[Data excerpts]
_ _ _ _ _

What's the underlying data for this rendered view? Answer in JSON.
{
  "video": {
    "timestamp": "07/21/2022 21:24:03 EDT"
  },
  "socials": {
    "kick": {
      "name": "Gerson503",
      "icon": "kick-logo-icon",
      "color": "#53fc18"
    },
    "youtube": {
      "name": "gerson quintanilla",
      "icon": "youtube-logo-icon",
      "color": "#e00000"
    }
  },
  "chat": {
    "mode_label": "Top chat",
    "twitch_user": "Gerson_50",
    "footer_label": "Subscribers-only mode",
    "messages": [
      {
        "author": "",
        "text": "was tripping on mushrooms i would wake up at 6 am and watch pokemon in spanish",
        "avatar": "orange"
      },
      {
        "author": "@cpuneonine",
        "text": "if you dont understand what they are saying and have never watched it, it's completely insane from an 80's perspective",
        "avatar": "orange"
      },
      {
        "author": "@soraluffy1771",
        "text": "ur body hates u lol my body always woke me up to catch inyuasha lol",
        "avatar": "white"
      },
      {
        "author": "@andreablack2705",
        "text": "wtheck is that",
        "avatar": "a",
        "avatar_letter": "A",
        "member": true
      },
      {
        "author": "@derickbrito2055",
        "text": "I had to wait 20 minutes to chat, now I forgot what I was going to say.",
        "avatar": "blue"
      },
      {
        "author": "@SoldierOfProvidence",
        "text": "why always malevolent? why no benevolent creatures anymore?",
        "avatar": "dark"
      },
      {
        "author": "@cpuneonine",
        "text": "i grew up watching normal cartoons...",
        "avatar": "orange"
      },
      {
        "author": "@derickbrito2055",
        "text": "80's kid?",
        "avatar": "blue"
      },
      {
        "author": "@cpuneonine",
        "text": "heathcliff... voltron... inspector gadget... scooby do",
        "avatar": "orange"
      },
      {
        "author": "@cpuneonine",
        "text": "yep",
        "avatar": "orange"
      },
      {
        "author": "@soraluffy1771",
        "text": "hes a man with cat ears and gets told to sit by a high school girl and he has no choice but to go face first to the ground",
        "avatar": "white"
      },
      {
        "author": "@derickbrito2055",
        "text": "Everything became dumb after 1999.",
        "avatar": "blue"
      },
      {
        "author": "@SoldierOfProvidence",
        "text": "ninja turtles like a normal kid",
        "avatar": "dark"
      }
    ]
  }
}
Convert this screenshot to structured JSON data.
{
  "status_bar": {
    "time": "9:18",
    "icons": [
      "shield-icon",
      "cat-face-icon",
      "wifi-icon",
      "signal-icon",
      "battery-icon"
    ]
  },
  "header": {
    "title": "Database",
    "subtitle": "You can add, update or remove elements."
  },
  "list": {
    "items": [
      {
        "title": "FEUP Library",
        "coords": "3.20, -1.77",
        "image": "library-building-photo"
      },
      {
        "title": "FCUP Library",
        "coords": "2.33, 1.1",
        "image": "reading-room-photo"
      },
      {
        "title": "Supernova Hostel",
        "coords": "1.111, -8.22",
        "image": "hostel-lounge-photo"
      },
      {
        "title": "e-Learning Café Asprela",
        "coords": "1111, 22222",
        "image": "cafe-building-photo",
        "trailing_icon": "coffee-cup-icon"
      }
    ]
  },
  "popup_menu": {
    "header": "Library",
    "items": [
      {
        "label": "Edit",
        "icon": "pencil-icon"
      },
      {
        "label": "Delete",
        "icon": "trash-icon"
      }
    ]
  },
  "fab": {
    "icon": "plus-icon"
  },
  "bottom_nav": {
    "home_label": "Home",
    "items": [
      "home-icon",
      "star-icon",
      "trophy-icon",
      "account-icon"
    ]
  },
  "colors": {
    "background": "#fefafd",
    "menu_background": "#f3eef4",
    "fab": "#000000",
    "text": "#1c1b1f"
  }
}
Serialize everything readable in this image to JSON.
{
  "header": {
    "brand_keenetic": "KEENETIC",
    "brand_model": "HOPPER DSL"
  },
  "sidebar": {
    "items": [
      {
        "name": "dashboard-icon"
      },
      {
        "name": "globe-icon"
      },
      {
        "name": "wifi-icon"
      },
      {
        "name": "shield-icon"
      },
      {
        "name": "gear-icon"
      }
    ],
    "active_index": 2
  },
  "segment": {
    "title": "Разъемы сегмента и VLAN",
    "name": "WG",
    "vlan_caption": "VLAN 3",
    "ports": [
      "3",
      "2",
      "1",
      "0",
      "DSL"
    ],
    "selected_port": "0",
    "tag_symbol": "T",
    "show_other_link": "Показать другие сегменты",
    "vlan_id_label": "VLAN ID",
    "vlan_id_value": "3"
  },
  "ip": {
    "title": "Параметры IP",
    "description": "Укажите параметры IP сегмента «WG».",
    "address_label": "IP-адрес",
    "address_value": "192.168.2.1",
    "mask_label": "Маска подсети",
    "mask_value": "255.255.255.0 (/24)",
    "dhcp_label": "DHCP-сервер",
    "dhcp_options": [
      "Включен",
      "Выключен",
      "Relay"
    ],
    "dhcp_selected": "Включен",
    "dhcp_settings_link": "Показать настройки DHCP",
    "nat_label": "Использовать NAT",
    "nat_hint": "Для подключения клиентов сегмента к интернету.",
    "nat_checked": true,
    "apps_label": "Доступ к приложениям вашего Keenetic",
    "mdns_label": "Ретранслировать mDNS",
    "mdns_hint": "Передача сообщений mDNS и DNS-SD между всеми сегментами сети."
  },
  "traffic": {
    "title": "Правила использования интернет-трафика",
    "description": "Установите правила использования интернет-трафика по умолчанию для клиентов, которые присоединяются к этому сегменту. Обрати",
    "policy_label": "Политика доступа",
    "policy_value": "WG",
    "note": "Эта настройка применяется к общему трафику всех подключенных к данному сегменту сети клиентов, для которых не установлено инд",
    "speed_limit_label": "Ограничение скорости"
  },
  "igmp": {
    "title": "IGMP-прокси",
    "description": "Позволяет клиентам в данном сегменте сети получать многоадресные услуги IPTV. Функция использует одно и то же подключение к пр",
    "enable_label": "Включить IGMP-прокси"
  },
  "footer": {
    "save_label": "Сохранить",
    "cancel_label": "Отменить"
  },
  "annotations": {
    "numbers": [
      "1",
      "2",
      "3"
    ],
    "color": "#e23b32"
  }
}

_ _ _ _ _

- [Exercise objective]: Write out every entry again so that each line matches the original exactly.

- [Finished exercise]:
What's the underlying data for this rendered view? Answer in JSON.
{
  "video": {
    "timestamp": "07/21/2022 21:24:03 EDT"
  },
  "socials": {
    "kick": {
      "name": "Gerson503",
      "icon": "kick-logo-icon",
      "color": "#53fc18"
    },
    "youtube": {
      "name": "gerson quintanilla",
      "icon": "youtube-logo-icon",
      "color": "#e00000"
    }
  },
  "chat": {
    "mode_label": "Top chat",
    "twitch_user": "Gerson_50",
    "footer_label": "Subscribers-only mode",
    "messages": [
      {
        "author": "",
        "text": "was tripping on mushrooms i would wake up at 6 am and watch pokemon in spanish",
        "avatar": "orange"
      },
      {
        "author": "@cpuneonine",
        "text": "if you dont understand what they are saying and have never watched it, it's completely insane from an 80's perspective",
        "avatar": "orange"
      },
      {
        "author": "@soraluffy1771",
        "text": "ur body hates u lol my body always woke me up to catch inyuasha lol",
        "avatar": "white"
      },
      {
        "author": "@andreablack2705",
        "text": "wtheck is that",
        "avatar": "a",
        "avatar_letter": "A",
        "member": true
      },
      {
        "author": "@derickbrito2055",
        "text": "I had to wait 20 minutes to chat, now I forgot what I was going to say.",
        "avatar": "blue"
      },
      {
        "author": "@SoldierOfProvidence",
        "text": "why always malevolent? why no benevolent creatures anymore?",
        "avatar": "dark"
      },
      {
        "author": "@cpuneonine",
        "text": "i grew up watching normal cartoons...",
        "avatar": "orange"
      },
      {
        "author": "@derickbrito2055",
        "text": "80's kid?",
        "avatar": "blue"
      },
      {
        "author": "@cpuneonine",
        "text": "heathcliff... voltron... inspector gadget... scooby do",
        "avatar": "orange"
      },
      {
        "author": "@cpuneonine",
        "text": "yep",
        "avatar": "orange"
      },
      {
        "author": "@soraluffy1771",
        "text": "hes a man with cat ears and gets told to sit by a high school girl and he has no choice but to go face first to the ground",
        "avatar": "white"
      },
      {
        "author": "@derickbrito2055",
        "text": "Everything became dumb after 1999.",
        "avatar": "blue"
      },
      {
        "author": "@SoldierOfProvidence",
        "text": "ninja turtles like a normal kid",
        "avatar": "dark"
      }
    ]
  }
}
Convert this screenshot to structured JSON data.
{
  "status_bar": {
    "time": "9:18",
    "icons": [
      "shield-icon",
      "cat-face-icon",
      "wifi-icon",
      "signal-icon",
      "battery-icon"
    ]
  },
  "header": {
    "title": "Database",
    "subtitle": "You can add, update or remove elements."
  },
  "list": {
    "items": [
      {
        "title": "FEUP Library",
        "coords": "3.20, -1.77",
        "image": "library-building-photo"
      },
      {
        "title": "FCUP Library",
        "coords": "2.33, 1.1",
        "image": "reading-room-photo"
      },
      {
        "title": "Supernova Hostel",
        "coords": "1.111, -8.22",
        "image": "hostel-lounge-photo"
      },
      {
        "title": "e-Learning Café Asprela",
        "coords": "1111, 22222",
        "image": "cafe-building-photo",
        "trailing_icon": "coffee-cup-icon"
      }
    ]
  },
  "popup_menu": {
    "header": "Library",
    "items": [
      {
        "label": "Edit",
        "icon": "pencil-icon"
      },
      {
        "label": "Delete",
        "icon": "trash-icon"
      }
    ]
  },
  "fab": {
    "icon": "plus-icon"
  },
  "bottom_nav": {
    "home_label": "Home",
    "items": [
      "home-icon",
      "star-icon",
      "trophy-icon",
      "account-icon"
    ]
  },
  "colors": {
    "background": "#fefafd",
    "menu_background": "#f3eef4",
    "fab": "#000000",
    "text": "#1c1b1f"
  }
}
Serialize everything readable in this image to JSON.
{
  "header": {
    "brand_keenetic": "KEENETIC",
    "brand_model": "HOPPER DSL"
  },
  "sidebar": {
    "items": [
      {
        "name": "dashboard-icon"
      },
      {
        "name": "globe-icon"
      },
      {
        "name": "wifi-icon"
      },
      {
        "name": "shield-icon"
      },
      {
        "name": "gear-icon"
      }
    ],
    "active_index": 2
  },
  "segment": {
    "title": "Разъемы сегмента и VLAN",
    "name": "WG",
    "vlan_caption": "VLAN 3",
    "ports": [
      "3",
      "2",
      "1",
      "0",
      "DSL"
    ],
    "selected_port": "0",
    "tag_symbol": "T",
    "show_other_link": "Показать другие сегменты",
    "vlan_id_label": "VLAN ID",
    "vlan_id_value": "3"
  },
  "ip": {
    "title": "Параметры IP",
    "description": "Укажите параметры IP сегмента «WG».",
    "address_label": "IP-адрес",
    "address_value": "192.168.2.1",
    "mask_label": "Маска подсети",
    "mask_value": "255.255.255.0 (/24)",
    "dhcp_label": "DHCP-сервер",
    "dhcp_options": [
      "Включен",
      "Выключен",
      "Relay"
    ],
    "dhcp_selected": "Включен",
    "dhcp_settings_link": "Показать настройки DHCP",
    "nat_label": "Использовать NAT",
    "nat_hint": "Для подключения клиентов сегмента к интернету.",
    "nat_checked": true,
    "apps_label": "Доступ к приложениям вашего Keenetic",
    "mdns_label": "Ретранслировать mDNS",
    "mdns_hint": "Передача сообщений mDNS и DNS-SD между всеми сегментами сети."
  },
  "traffic": {
    "title": "Правила использования интернет-трафика",
    "description": "Установите правила использования интернет-трафика по умолчанию для клиентов, которые присоединяются к этому сегменту. Обрати",
    "policy_label": "Политика доступа",
    "policy_value": "WG",
    "note": "Эта настройка применяется к общему трафику всех подключенных к данному сегменту сети клиентов, для которых не установлено инд",
    "speed_limit_label": "Ограничение скорости"
  },
  "igmp": {
    "title": "IGMP-прокси",
    "description": "Позволяет клиентам в данном сегменте сети получать многоадресные услуги IPTV. Функция использует одно и то же подключение к пр",
    "enable_label": "Включить IGMP-прокси"
  },
  "footer": {
    "save_label": "Сохранить",
    "cancel_label": "Отменить"
  },
  "annotations": {
    "numbers": [
      "1",
      "2",
      "3"
    ],
    "color": "#e23b32"
  }
}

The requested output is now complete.